Bernie Lunzer, TNG-CWA President

23 Sep 2010

Discretionary pay has been a perennial issue for organized labor and is currently part of the assault on teachers’ unions. Recently, the media watchdog group Fairness and Accuracy in Reporting published a worthwhile article, “First, Bash the Teachers,” that examined how even well-meaning reformers buy into the “merit pay” myth. To quote from that story:

Take “merit pay,” which would mostly use test score data to identify effective teachers and pay them more for their success—a “no-brainer,” according to Newsweek (3/15/10). As Diane Ravitch recounts in her recent book “The Death and Life of the Great American School System: How Testing and Choice Are Undermining Education,” much research suggests that teachers judged excellent or effective one year often fall out of the category the next, and vice versa. Either the teachers themselves are practicing wildly different methods from year to year, or the attempts to link test scores to teacher performance are not actually a “no-brainer” at all, no matter what the media might think.

The FAIR article goes on to explain that the American Federation of Teachers and the National Education Association have not opposed discretionary pay, but have had strong feelings about how it has been used—in part because most of its rewards flow to “teachers in upper-income schools.”

The Guild has had its own lengthy history with discretionary pay. When we were founded, it was understood that organizing journalists meant accepting some discretionary pay, especially for retention of well-known columnists and other writers. The Guild chose to bargain “minimums” instead of “scales.” That means employers were required to pay at least the minimum stated in the contract, but also could pay above that rate. For many years there was no great prevalence of discretionary pay, but there was always some.

The FAIR article points out it has become accepted that discretionary pay works. Nothing in my experience shows that to be the case. My home local had a very interesting comparison, The St. Paul Pioneer Press and the Minneapolis-based Star Tribune. For years, the scales for reporters and copy editors in the two towns were comparable, but then the Strib started awarding discretionary pay in the early ’80s, with two-thirds of the bargaining unit receiving it and one-third getting a substantial amount. St. Paul had no such practice—but what it did have was good esprit de corps and a couple of Pulitzer Prizes to boot. And while the Star Tribune remained a strong competitor, there was no evidence that discretionary pay made any difference.

Merit data could be reviewed at the local office, but the local had a clear policy that you could not copy or distribute it. We also issued broad analyses of the data based on ethnicity, age and gender. But when one member purloined the specific data and distributed it to every desk, all hell broke loose. As with most such schemes, there were no objective criteria—just subjective determinations. Management sputtered in defensive response, then promised to erect a legitimate review process—which started, then stopped. More recently, the unit chose to drive some of this discretionary money into bonuses so that the longer-term, fundamental unfairness of the system would be alleviated.

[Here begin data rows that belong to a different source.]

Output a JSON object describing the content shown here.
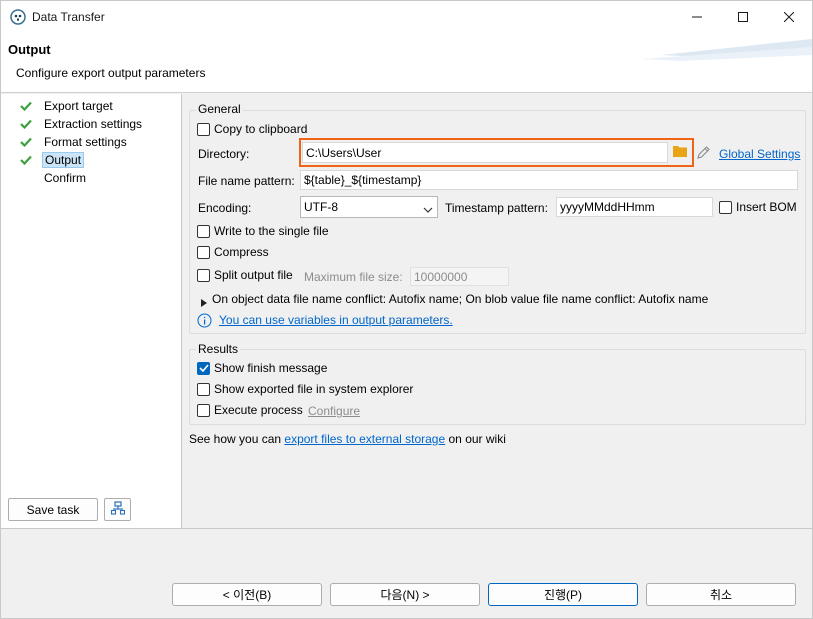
{
  "window": {
    "title": "Data Transfer"
  },
  "header": {
    "title": "Output",
    "description": "Configure export output parameters"
  },
  "nav": {
    "items": [
      {
        "label": "Export target",
        "done": true
      },
      {
        "label": "Extraction settings",
        "done": true
      },
      {
        "label": "Format settings",
        "done": true
      },
      {
        "label": "Output",
        "done": true,
        "selected": true
      },
      {
        "label": "Confirm",
        "done": false
      }
    ],
    "save_task_label": "Save task"
  },
  "general": {
    "title": "General",
    "copy_to_clipboard": {
      "label": "Copy to clipboard",
      "checked": false
    },
    "directory": {
      "label": "Directory:",
      "value": "C:\\Users\\User"
    },
    "global_settings_label": "Global Settings",
    "file_name_pattern": {
      "label": "File name pattern:",
      "value": "${table}_${timestamp}"
    },
    "encoding": {
      "label": "Encoding:",
      "value": "UTF-8"
    },
    "timestamp_pattern": {
      "label": "Timestamp pattern:",
      "value": "yyyyMMddHHmm"
    },
    "insert_bom": {
      "label": "Insert BOM",
      "checked": false
    },
    "write_single_file": {
      "label": "Write to the single file",
      "checked": false
    },
    "compress": {
      "label": "Compress",
      "checked": false
    },
    "split_output_file": {
      "label": "Split output file",
      "checked": false
    },
    "max_file_size": {
      "label": "Maximum file size:",
      "value": "10000000"
    },
    "conflict_text": "On object data file name conflict: Autofix name; On blob value file name conflict: Autofix name",
    "variables_link": "You can use variables in output parameters."
  },
  "results": {
    "title": "Results",
    "show_finish_message": {
      "label": "Show finish message",
      "checked": true
    },
    "show_exported_file": {
      "label": "Show exported file in system explorer",
      "checked": false
    },
    "execute_process": {
      "label": "Execute process",
      "checked": false
    },
    "configure_label": "Configure"
  },
  "wiki": {
    "prefix": "See how you can ",
    "link": "export files to external storage",
    "suffix": " on our wiki"
  },
  "buttons": {
    "back": "< 이전(B)",
    "next": "다음(N) >",
    "proceed": "진행(P)",
    "cancel": "취소"
  },
  "colors": {
    "accent": "#0067c0",
    "highlight_border": "#f06418",
    "check_green": "#3ca03c",
    "folder": "#e8a317",
    "link": "#0066cc"
  }
}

More importantly, the Guild’s regular analysis and review led to a gender discrimination suit. As a result the company was forced to make some changes, but the payouts are still discretionary and opinions vary about the fairness of the settlement and the underlying system of discretionary pay.

What troubles me most about discretionary pay—and teachers provide an excellent example of this—is that it is tied to standards that are well beyond any individual’s control or influence. For teachers, it all comes down to test scores that have more to do with the quality of the students in a given year than what the teacher does. That’s also the case for Guild-represented salespeople and circulation folk, who for years have been held responsible for a drop in sales related to the economy, or for carrier performances that they can’t control.

All this has led to the worst permutation of the discretionary pay issue: performance-based discipline. Not only are employers setting goals for their employees that are unattainable, but when those goals inevitably are missed they then inflict discipline up to and including termination.

Let’s speak the truth about discretionary pay and performance-based discipline: these are whips for lazy supervisors who can’t or won’t focus on the real problems their employees encounter. Both are in the most part fundamentally unfair.
We need managers who understand the work they supervise and understand how to manage people under their control. Simplistic pay and discipline systems destroy workplaces. We should not assume either will be used fairly.